Between the 1870s, when the great influx of European immigrants began, and the start of World War I, Argentina underwent a radical alteration of its social composition and patterns of economic productivity. Mark Szuchman, in this groundbreaking study, examines the occupational, residential, educational, and economic patterns of mobility of some four thousand men, women, and children who resided in Córdoba, Argentina's most important interior city, during this changeful era.
Through several kinds of samples, Szuchman provides a widely encompassing social picture of Córdoba, describing, among others, the unskilled laborer, the immigrant bachelor in search of roots and identity, the merchant seeking or giving credit, and the member of the elite, blind to some of the realities around him. The challenge that the pursuit of security entailed for most people and the failure of so many to persist successfully form a large part of that picture.

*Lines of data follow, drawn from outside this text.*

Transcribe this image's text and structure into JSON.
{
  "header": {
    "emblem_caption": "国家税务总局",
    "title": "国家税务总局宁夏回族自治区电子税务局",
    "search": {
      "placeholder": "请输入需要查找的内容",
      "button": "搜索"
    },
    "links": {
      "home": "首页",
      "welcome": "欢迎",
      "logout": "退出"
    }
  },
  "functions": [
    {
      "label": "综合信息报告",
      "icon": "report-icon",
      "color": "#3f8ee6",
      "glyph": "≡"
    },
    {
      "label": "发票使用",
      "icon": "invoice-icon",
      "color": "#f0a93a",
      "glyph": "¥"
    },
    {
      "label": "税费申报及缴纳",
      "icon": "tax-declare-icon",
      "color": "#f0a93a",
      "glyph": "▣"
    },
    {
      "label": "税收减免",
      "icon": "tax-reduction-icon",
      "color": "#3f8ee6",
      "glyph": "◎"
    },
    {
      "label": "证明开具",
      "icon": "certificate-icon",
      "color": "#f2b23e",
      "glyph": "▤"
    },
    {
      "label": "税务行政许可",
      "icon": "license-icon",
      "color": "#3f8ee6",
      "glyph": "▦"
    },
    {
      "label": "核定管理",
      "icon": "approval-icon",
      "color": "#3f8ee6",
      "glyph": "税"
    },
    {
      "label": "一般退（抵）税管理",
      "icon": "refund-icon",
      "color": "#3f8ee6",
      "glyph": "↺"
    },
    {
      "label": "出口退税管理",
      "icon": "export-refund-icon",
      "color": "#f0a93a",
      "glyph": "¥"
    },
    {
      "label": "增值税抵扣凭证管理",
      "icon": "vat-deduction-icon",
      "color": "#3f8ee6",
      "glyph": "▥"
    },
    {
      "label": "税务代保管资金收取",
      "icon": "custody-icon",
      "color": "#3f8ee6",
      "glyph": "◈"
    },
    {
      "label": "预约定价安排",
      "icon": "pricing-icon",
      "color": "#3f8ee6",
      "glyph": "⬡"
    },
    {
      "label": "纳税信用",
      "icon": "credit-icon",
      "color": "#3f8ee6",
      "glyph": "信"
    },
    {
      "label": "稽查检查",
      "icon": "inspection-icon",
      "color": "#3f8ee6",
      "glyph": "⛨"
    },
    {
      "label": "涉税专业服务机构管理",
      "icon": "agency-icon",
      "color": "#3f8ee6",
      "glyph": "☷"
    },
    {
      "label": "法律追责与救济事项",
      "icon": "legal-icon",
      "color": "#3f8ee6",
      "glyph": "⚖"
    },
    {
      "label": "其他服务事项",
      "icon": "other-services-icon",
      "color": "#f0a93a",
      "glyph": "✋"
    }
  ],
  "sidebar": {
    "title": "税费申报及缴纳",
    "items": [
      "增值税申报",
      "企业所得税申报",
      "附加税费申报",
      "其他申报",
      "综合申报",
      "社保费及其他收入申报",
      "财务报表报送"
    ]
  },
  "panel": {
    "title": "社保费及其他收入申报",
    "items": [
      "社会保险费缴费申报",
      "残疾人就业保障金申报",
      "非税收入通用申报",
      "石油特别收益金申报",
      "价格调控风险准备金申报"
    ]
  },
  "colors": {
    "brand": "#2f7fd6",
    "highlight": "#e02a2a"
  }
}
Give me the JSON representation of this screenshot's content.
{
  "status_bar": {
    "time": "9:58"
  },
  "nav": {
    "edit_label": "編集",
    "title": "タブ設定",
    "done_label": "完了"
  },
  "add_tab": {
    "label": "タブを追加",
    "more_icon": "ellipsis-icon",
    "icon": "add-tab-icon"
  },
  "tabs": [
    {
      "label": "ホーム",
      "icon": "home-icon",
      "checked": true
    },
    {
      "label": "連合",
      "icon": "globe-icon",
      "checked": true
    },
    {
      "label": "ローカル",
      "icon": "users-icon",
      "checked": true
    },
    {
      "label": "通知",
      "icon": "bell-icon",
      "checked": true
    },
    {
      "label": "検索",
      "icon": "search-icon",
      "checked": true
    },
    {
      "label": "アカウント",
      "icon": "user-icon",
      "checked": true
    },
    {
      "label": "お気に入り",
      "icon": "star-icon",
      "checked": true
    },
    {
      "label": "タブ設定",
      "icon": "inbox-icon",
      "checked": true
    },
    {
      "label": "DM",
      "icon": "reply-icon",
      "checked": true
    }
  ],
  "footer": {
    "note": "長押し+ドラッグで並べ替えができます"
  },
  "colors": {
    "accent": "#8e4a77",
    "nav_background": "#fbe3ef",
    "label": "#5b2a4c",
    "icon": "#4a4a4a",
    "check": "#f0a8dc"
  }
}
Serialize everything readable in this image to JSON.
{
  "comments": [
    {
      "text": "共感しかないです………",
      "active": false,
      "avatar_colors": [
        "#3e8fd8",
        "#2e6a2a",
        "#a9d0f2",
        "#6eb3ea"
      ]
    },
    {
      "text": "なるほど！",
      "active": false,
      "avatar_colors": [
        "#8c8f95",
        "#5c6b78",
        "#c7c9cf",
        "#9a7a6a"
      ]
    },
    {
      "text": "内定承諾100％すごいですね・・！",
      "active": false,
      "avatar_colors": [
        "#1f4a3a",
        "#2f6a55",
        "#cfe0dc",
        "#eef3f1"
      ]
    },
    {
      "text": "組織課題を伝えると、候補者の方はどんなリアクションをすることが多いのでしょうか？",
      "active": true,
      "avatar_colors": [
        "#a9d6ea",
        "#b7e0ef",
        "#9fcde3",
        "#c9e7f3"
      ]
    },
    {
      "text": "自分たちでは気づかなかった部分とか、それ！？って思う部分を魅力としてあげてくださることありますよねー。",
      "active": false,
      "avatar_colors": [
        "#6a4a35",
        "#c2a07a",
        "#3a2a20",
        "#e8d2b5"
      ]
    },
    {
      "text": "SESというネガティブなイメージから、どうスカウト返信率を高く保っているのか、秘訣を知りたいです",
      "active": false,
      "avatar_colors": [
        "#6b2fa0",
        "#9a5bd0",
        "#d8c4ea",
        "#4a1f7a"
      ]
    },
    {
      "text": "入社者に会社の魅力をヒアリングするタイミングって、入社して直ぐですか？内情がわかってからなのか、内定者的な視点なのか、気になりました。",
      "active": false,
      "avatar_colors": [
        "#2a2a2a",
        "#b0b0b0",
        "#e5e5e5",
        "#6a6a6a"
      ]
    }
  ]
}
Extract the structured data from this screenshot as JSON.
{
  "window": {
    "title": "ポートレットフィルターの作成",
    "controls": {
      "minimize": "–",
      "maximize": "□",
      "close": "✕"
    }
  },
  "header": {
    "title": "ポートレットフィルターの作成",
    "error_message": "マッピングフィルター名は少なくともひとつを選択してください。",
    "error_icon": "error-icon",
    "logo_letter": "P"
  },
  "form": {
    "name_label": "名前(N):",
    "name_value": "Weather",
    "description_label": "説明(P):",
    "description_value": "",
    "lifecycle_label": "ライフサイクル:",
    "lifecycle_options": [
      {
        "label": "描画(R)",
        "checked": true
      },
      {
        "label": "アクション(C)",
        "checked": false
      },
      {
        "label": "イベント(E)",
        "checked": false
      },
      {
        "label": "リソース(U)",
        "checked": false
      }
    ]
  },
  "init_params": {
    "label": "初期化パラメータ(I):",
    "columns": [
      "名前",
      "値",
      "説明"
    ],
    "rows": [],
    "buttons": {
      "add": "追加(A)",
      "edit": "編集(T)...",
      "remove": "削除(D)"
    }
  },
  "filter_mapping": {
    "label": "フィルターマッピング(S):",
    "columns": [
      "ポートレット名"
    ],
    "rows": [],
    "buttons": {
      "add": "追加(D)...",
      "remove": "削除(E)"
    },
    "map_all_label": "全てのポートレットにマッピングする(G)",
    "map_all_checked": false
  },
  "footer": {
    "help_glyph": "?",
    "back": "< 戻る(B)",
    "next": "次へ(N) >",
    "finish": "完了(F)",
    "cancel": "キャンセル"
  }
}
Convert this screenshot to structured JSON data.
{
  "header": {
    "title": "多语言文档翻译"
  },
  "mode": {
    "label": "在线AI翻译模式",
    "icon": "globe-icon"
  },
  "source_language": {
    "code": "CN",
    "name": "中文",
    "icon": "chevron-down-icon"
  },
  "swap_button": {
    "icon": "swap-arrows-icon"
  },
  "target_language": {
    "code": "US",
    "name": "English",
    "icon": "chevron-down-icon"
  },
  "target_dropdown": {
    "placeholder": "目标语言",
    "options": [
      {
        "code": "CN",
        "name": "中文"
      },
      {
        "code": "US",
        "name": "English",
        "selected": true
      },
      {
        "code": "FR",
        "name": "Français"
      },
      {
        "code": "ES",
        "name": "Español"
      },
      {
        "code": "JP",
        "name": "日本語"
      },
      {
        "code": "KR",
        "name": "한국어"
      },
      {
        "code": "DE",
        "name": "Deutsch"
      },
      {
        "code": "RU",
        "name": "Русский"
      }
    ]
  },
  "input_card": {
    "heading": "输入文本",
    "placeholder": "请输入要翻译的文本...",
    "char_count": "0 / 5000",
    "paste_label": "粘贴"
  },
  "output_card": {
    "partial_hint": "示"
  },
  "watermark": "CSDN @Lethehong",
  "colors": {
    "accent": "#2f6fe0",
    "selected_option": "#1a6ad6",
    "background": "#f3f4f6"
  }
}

The author has made ample use of quantitative techniques, but secondary materials are also utilized to provide social perspectives that round out and humanize the quantitative data. The use of record linkage as the essential research method makes this work the first book on Argentina to follow similar and very successful research methodologies employed by U.S. historians.